How a solenoid can be used to secure a door
http://www.wisegeek.com/what-is-a-solenoid-door-lock.htm
A solenoid door lock is a remote door locking mechanism that latches or opens by means of an electromagnetic solenoid. In most cases, the actual locking mechanism of a solenoid door lock will be identical to a conventional key-operated example. The only difference between the two is the inclusion of a low-voltage solenoid in the mechanism, which pulls the latch back into the door when a push button or other controller is activated.

The latch will then be retained in the door for as long as the button is pushed, or, in the case of a latching solenoid, indefinitely until the button or controller is activated again. These types of door locks are used extensively in remote security access and automotive doors. As solenoids are much like electromagnets, they can be turned on and off.

The use of this is that a strong magnet could be used to keep a door shut but when a ‘key’ is activated, the current flowing to the solenoid is cut off, allowing the door to open. As the door is shut again, the circuit is closed/completed again and the magnet holds the door in place again. While the locking solenoid will keep the device locked, it is not technically on when in locking mode, because no power is being used.

The solenoid only needs power when unlocking and, because most devices are consistently locked, very little energy is ever required by the solenoid. For this reason, most solenoids run on battery power, and the battery rarely needs to be changed.

The majority of these solenoids are made to be small, because they fit in small devices, but there are some that are large and exhibit powerful electromagnetic forces. Heavy-duty solenoids are used in construction equipment, such as forklifts, to lock the mast when the machine is off or not operating. Unlike smaller solenoids that exhibit the force of about 45 Newtons, these larger solenoids use about 1,000 Newtons to lock the equipment in place.

When a door or device locks via a solenoid, it is using basic electromagnetic forces to control the lock. The solenoid fits in the locking mechanism and, when locked, will expand so the device cannot be unlocked by sheer force. An electromagnetic force, such as a keycard, is needed to tell the solenoid to move, allowing the device to unlock and open. Convert:

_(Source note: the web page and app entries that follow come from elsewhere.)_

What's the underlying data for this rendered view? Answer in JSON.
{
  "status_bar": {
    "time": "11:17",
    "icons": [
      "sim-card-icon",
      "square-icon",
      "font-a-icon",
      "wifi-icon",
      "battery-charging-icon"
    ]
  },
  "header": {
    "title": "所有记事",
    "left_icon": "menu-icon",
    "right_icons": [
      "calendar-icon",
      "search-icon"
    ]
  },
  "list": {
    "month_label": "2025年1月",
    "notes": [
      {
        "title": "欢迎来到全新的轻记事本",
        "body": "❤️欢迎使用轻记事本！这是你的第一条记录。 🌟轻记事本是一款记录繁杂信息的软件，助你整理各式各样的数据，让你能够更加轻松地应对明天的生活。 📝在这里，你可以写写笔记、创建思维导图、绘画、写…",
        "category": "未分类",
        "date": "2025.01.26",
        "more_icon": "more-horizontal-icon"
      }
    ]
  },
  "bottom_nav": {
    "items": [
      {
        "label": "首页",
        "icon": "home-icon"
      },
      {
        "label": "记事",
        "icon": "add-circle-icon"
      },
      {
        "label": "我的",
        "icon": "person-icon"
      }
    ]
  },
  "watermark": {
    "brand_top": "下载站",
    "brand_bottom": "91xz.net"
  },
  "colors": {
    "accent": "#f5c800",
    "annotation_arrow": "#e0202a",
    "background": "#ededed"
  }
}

http://www.digitaldutch.com/unitconverter/force.htm
45 newton’s=4.588723 kilograms force. This means 4.588723 kg is applied to keep the door shut. This relatively low locking force is actually rather